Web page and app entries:

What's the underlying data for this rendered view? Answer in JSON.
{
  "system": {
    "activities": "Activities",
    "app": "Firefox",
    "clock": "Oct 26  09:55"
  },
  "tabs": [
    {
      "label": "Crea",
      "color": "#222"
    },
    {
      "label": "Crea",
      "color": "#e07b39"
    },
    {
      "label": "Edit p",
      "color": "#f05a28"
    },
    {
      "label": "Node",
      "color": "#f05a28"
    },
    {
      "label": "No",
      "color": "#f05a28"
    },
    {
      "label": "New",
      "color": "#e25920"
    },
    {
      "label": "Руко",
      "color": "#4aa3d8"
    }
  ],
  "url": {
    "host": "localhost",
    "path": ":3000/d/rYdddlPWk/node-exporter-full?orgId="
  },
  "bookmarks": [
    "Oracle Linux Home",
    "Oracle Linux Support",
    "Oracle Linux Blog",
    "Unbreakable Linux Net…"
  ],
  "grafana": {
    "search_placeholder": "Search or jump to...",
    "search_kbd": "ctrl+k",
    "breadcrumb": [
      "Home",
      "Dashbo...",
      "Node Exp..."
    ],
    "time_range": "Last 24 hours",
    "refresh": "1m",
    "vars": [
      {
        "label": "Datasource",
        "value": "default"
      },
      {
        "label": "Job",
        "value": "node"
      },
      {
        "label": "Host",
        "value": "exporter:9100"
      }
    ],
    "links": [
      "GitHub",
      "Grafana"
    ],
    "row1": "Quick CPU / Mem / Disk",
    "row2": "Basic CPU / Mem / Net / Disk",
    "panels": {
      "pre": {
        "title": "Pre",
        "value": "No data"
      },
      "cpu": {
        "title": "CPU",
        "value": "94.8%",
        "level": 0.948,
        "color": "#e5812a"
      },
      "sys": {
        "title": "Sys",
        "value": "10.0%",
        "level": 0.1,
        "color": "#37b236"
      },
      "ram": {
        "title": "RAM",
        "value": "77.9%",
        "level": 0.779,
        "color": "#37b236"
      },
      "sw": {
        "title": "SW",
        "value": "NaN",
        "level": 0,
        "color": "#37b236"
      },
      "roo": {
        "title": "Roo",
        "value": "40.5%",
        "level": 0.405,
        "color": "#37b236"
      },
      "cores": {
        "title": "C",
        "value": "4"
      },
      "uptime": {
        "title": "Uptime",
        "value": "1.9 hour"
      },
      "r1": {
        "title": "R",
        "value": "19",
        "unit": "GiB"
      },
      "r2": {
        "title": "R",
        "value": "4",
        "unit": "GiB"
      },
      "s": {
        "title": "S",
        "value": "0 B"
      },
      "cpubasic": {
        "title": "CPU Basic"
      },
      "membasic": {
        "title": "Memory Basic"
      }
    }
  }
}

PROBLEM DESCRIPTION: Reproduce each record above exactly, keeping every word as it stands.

RESPONSE AREA:
What's the underlying data for this rendered view? Answer in JSON.
{
  "system": {
    "activities": "Activities",
    "app": "Firefox",
    "clock": "Oct 26  09:55"
  },
  "tabs": [
    {
      "label": "Crea",
      "color": "#222"
    },
    {
      "label": "Crea",
      "color": "#e07b39"
    },
    {
      "label": "Edit p",
      "color": "#f05a28"
    },
    {
      "label": "Node",
      "color": "#f05a28"
    },
    {
      "label": "No",
      "color": "#f05a28"
    },
    {
      "label": "New",
      "color": "#e25920"
    },
    {
      "label": "Руко",
      "color": "#4aa3d8"
    }
  ],
  "url": {
    "host": "localhost",
    "path": ":3000/d/rYdddlPWk/node-exporter-full?orgId="
  },
  "bookmarks": [
    "Oracle Linux Home",
    "Oracle Linux Support",
    "Oracle Linux Blog",
    "Unbreakable Linux Net…"
  ],
  "grafana": {
    "search_placeholder": "Search or jump to...",
    "search_kbd": "ctrl+k",
    "breadcrumb": [
      "Home",
      "Dashbo...",
      "Node Exp..."
    ],
    "time_range": "Last 24 hours",
    "refresh": "1m",
    "vars": [
      {
        "label": "Datasource",
        "value": "default"
      },
      {
        "label": "Job",
        "value": "node"
      },
      {
        "label": "Host",
        "value": "exporter:9100"
      }
    ],
    "links": [
      "GitHub",
      "Grafana"
    ],
    "row1": "Quick CPU / Mem / Disk",
    "row2": "Basic CPU / Mem / Net / Disk",
    "panels": {
      "pre": {
        "title": "Pre",
        "value": "No data"
      },
      "cpu": {
        "title": "CPU",
        "value": "94.8%",
        "level": 0.948,
        "color": "#e5812a"
      },
      "sys": {
        "title": "Sys",
        "value": "10.0%",
        "level": 0.1,
        "color": "#37b236"
      },
      "ram": {
        "title": "RAM",
        "value": "77.9%",
        "level": 0.779,
        "color": "#37b236"
      },
      "sw": {
        "title": "SW",
        "value": "NaN",
        "level": 0,
        "color": "#37b236"
      },
      "roo": {
        "title": "Roo",
        "value": "40.5%",
        "level": 0.405,
        "color": "#37b236"
      },
      "cores": {
        "title": "C",
        "value": "4"
      },
      "uptime": {
        "title": "Uptime",
        "value": "1.9 hour"
      },
      "r1": {
        "title": "R",
        "value": "19",
        "unit": "GiB"
      },
      "r2": {
        "title": "R",
        "value": "4",
        "unit": "GiB"
      },
      "s": {
        "title": "S",
        "value": "0 B"
      },
      "cpubasic": {
        "title": "CPU Basic"
      },
      "membasic": {
        "title": "Memory Basic"
      }
    }
  }
}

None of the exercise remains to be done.